(DATA TO EXAMINE begins)
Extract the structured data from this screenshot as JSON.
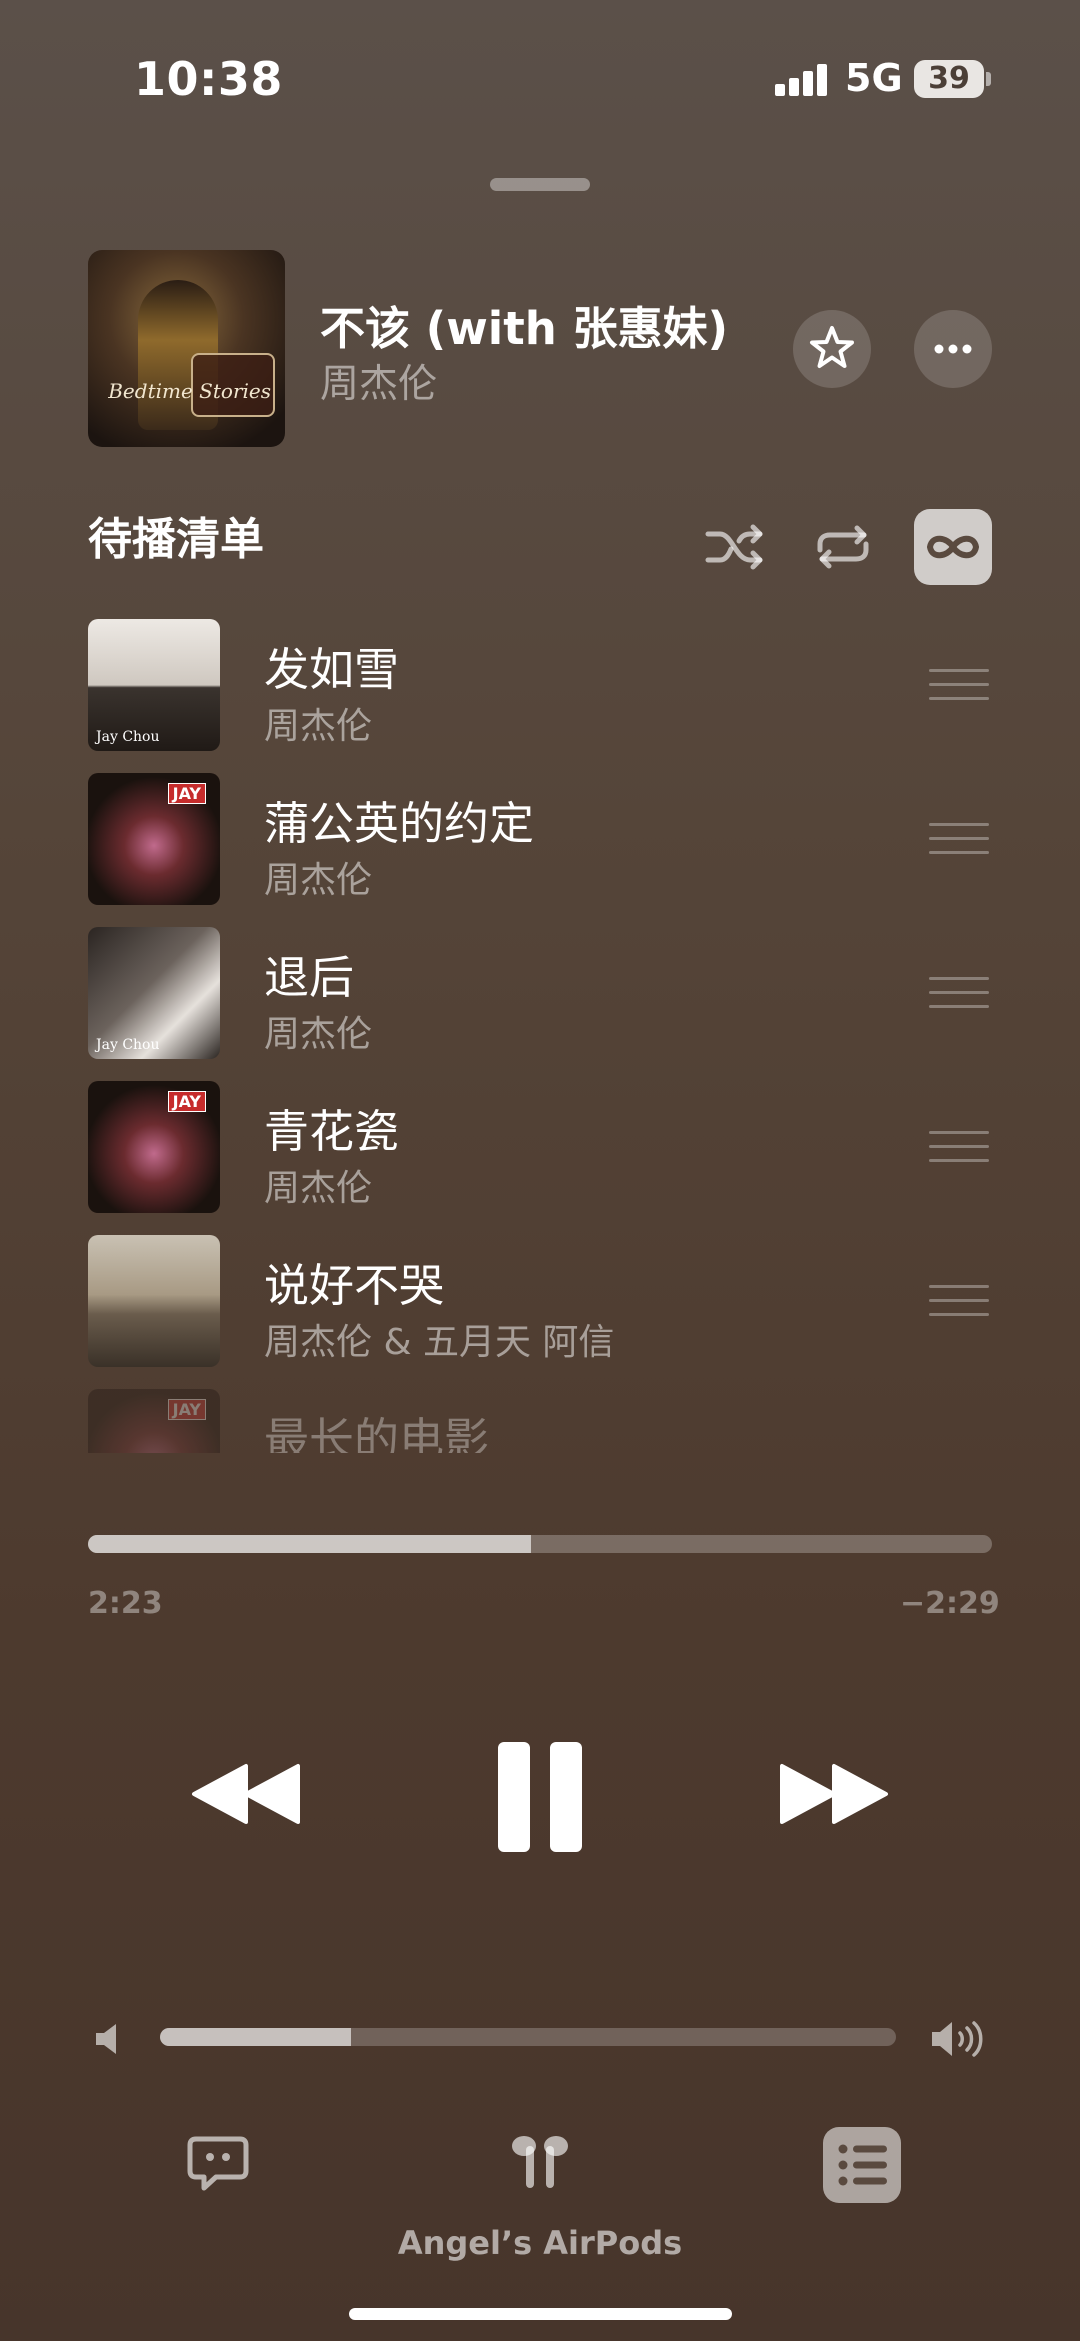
{
  "status_bar": {
    "time": "10:38",
    "network": "5G",
    "battery": "39"
  },
  "now_playing": {
    "title": "不该 (with 张惠妹)",
    "artist": "周杰伦",
    "art_text": "Bedtime Stories",
    "favorite_icon": "star-icon",
    "more_icon": "ellipsis-icon"
  },
  "queue": {
    "title": "待播清单",
    "controls": {
      "shuffle_icon": "shuffle-icon",
      "repeat_icon": "repeat-icon",
      "autoplay_icon": "infinity-icon",
      "autoplay_on": true
    },
    "items": [
      {
        "title": "发如雪",
        "artist": "周杰伦",
        "art_text": "Jay Chou"
      },
      {
        "title": "蒲公英的约定",
        "artist": "周杰伦",
        "art_text": "JAY"
      },
      {
        "title": "退后",
        "artist": "周杰伦",
        "art_text": "Jay Chou"
      },
      {
        "title": "青花瓷",
        "artist": "周杰伦",
        "art_text": "JAY"
      },
      {
        "title": "说好不哭",
        "artist": "周杰伦 & 五月天 阿信",
        "art_text": ""
      },
      {
        "title": "最长的电影",
        "artist": "",
        "art_text": "JAY"
      }
    ]
  },
  "playback": {
    "elapsed": "2:23",
    "remaining": "−2:29",
    "progress_fraction": 0.49
  },
  "volume": {
    "level_fraction": 0.26
  },
  "bottom_bar": {
    "lyrics_icon": "lyrics-quote-icon",
    "airplay_icon": "airpods-icon",
    "route_label": "Angel’s AirPods",
    "queue_icon": "list-icon"
  },
  "colors": {
    "background": "#554539",
    "accent": "#ffffff"
  }
}
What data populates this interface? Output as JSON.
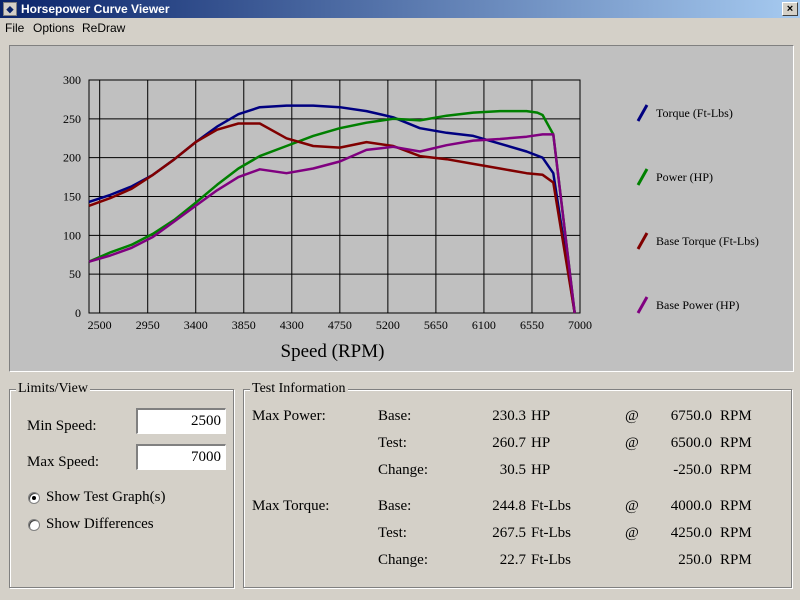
{
  "window": {
    "title": "Horsepower Curve Viewer",
    "close_glyph": "×"
  },
  "menu": [
    "File",
    "Options",
    "ReDraw"
  ],
  "chart_data": {
    "type": "line",
    "xlabel": "Speed (RPM)",
    "ylabel": "",
    "xlim": [
      2400,
      7000
    ],
    "ylim": [
      0,
      300
    ],
    "x_ticks": [
      2500,
      2950,
      3400,
      3850,
      4300,
      4750,
      5200,
      5650,
      6100,
      6550,
      7000
    ],
    "y_ticks": [
      0,
      50,
      100,
      150,
      200,
      250,
      300
    ],
    "grid": true,
    "legend": "right",
    "series": [
      {
        "name": "Torque (Ft-Lbs)",
        "color": "#000080",
        "x": [
          2400,
          2600,
          2800,
          3000,
          3200,
          3400,
          3600,
          3800,
          4000,
          4250,
          4500,
          4750,
          5000,
          5250,
          5500,
          5750,
          6000,
          6250,
          6500,
          6650,
          6750,
          6950
        ],
        "y": [
          143,
          152,
          163,
          178,
          198,
          220,
          240,
          256,
          265,
          267,
          267,
          265,
          260,
          252,
          238,
          232,
          228,
          218,
          208,
          200,
          180,
          0
        ]
      },
      {
        "name": "Power (HP)",
        "color": "#008000",
        "x": [
          2400,
          2600,
          2800,
          3000,
          3200,
          3400,
          3600,
          3800,
          4000,
          4250,
          4500,
          4750,
          5000,
          5250,
          5500,
          5750,
          6000,
          6250,
          6500,
          6600,
          6650,
          6750,
          6950
        ],
        "y": [
          66,
          78,
          88,
          102,
          120,
          142,
          165,
          186,
          202,
          215,
          228,
          238,
          245,
          250,
          248,
          254,
          258,
          260,
          260,
          258,
          255,
          230,
          0
        ]
      },
      {
        "name": "Base Torque (Ft-Lbs)",
        "color": "#800000",
        "x": [
          2400,
          2600,
          2800,
          3000,
          3200,
          3400,
          3600,
          3800,
          4000,
          4250,
          4500,
          4750,
          5000,
          5250,
          5500,
          5750,
          6000,
          6250,
          6500,
          6650,
          6750,
          6950
        ],
        "y": [
          138,
          148,
          160,
          178,
          198,
          220,
          236,
          244,
          244,
          225,
          215,
          213,
          220,
          215,
          202,
          198,
          192,
          186,
          180,
          178,
          168,
          0
        ]
      },
      {
        "name": "Base Power (HP)",
        "color": "#800080",
        "x": [
          2400,
          2600,
          2800,
          3000,
          3200,
          3400,
          3600,
          3800,
          4000,
          4250,
          4500,
          4750,
          5000,
          5250,
          5500,
          5750,
          6000,
          6250,
          6500,
          6650,
          6750,
          6950
        ],
        "y": [
          66,
          74,
          84,
          98,
          118,
          138,
          158,
          175,
          185,
          180,
          186,
          195,
          210,
          214,
          208,
          216,
          222,
          224,
          227,
          230,
          230,
          0
        ]
      }
    ]
  },
  "limits": {
    "title": "Limits/View",
    "min_label": "Min Speed:",
    "min_value": "2500",
    "max_label": "Max Speed:",
    "max_value": "7000",
    "radio_test": "Show Test Graph(s)",
    "radio_diff": "Show Differences",
    "selected": "test"
  },
  "test_info": {
    "title": "Test Information",
    "rows": [
      {
        "group": "Max Power:",
        "label": "Base:",
        "value": "230.3",
        "unit": "HP",
        "at": "@",
        "rpm": "6750.0",
        "rpm_unit": "RPM"
      },
      {
        "group": "",
        "label": "Test:",
        "value": "260.7",
        "unit": "HP",
        "at": "@",
        "rpm": "6500.0",
        "rpm_unit": "RPM"
      },
      {
        "group": "",
        "label": "Change:",
        "value": "30.5",
        "unit": "HP",
        "at": "",
        "rpm": "-250.0",
        "rpm_unit": "RPM"
      },
      {
        "group": "Max Torque:",
        "label": "Base:",
        "value": "244.8",
        "unit": "Ft-Lbs",
        "at": "@",
        "rpm": "4000.0",
        "rpm_unit": "RPM"
      },
      {
        "group": "",
        "label": "Test:",
        "value": "267.5",
        "unit": "Ft-Lbs",
        "at": "@",
        "rpm": "4250.0",
        "rpm_unit": "RPM"
      },
      {
        "group": "",
        "label": "Change:",
        "value": "22.7",
        "unit": "Ft-Lbs",
        "at": "",
        "rpm": "250.0",
        "rpm_unit": "RPM"
      }
    ]
  }
}
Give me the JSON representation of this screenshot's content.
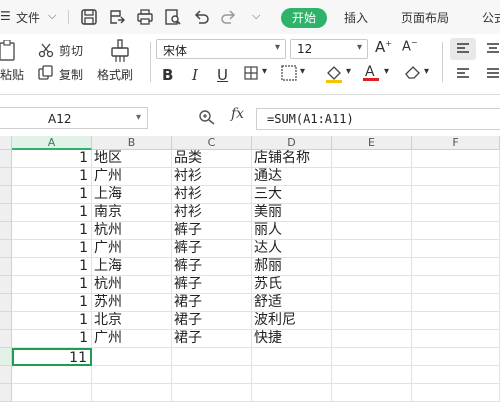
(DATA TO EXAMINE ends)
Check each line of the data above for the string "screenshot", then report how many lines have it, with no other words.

— THE ANSWER —
2